Exercise brief:
Give back each entry verbatim.

Provided material:
------
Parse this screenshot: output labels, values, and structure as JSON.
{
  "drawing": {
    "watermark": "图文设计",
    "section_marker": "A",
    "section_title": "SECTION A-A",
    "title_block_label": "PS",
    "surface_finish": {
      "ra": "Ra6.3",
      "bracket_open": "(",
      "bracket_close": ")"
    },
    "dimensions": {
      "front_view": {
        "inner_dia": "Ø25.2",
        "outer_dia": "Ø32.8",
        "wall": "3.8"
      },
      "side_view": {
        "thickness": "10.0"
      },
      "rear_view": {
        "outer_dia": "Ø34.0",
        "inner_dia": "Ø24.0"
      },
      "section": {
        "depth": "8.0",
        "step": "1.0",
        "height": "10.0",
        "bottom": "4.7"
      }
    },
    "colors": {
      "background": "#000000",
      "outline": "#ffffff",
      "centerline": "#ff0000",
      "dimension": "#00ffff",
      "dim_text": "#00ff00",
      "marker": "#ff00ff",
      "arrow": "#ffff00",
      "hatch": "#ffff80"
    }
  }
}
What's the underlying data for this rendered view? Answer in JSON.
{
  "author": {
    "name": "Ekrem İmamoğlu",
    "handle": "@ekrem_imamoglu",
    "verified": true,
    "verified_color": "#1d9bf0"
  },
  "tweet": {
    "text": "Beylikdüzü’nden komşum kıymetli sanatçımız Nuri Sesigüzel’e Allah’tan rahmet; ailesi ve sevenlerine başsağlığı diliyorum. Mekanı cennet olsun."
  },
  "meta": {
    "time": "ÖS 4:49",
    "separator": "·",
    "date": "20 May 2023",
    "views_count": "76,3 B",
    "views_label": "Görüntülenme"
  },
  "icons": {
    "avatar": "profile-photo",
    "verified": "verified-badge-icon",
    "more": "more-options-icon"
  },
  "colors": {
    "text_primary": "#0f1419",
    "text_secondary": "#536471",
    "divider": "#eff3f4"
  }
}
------
Solution to the problem:
Parse this screenshot: output labels, values, and structure as JSON.
{
  "drawing": {
    "watermark": "图文设计",
    "section_marker": "A",
    "section_title": "SECTION A-A",
    "title_block_label": "PS",
    "surface_finish": {
      "ra": "Ra6.3",
      "bracket_open": "(",
      "bracket_close": ")"
    },
    "dimensions": {
      "front_view": {
        "inner_dia": "Ø25.2",
        "outer_dia": "Ø32.8",
        "wall": "3.8"
      },
      "side_view": {
        "thickness": "10.0"
      },
      "rear_view": {
        "outer_dia": "Ø34.0",
        "inner_dia": "Ø24.0"
      },
      "section": {
        "depth": "8.0",
        "step": "1.0",
        "height": "10.0",
        "bottom": "4.7"
      }
    },
    "colors": {
      "background": "#000000",
      "outline": "#ffffff",
      "centerline": "#ff0000",
      "dimension": "#00ffff",
      "dim_text": "#00ff00",
      "marker": "#ff00ff",
      "arrow": "#ffff00",
      "hatch": "#ffff80"
    }
  }
}
What's the underlying data for this rendered view? Answer in JSON.
{
  "author": {
    "name": "Ekrem İmamoğlu",
    "handle": "@ekrem_imamoglu",
    "verified": true,
    "verified_color": "#1d9bf0"
  },
  "tweet": {
    "text": "Beylikdüzü’nden komşum kıymetli sanatçımız Nuri Sesigüzel’e Allah’tan rahmet; ailesi ve sevenlerine başsağlığı diliyorum. Mekanı cennet olsun."
  },
  "meta": {
    "time": "ÖS 4:49",
    "separator": "·",
    "date": "20 May 2023",
    "views_count": "76,3 B",
    "views_label": "Görüntülenme"
  },
  "icons": {
    "avatar": "profile-photo",
    "verified": "verified-badge-icon",
    "more": "more-options-icon"
  },
  "colors": {
    "text_primary": "#0f1419",
    "text_secondary": "#536471",
    "divider": "#eff3f4"
  }
}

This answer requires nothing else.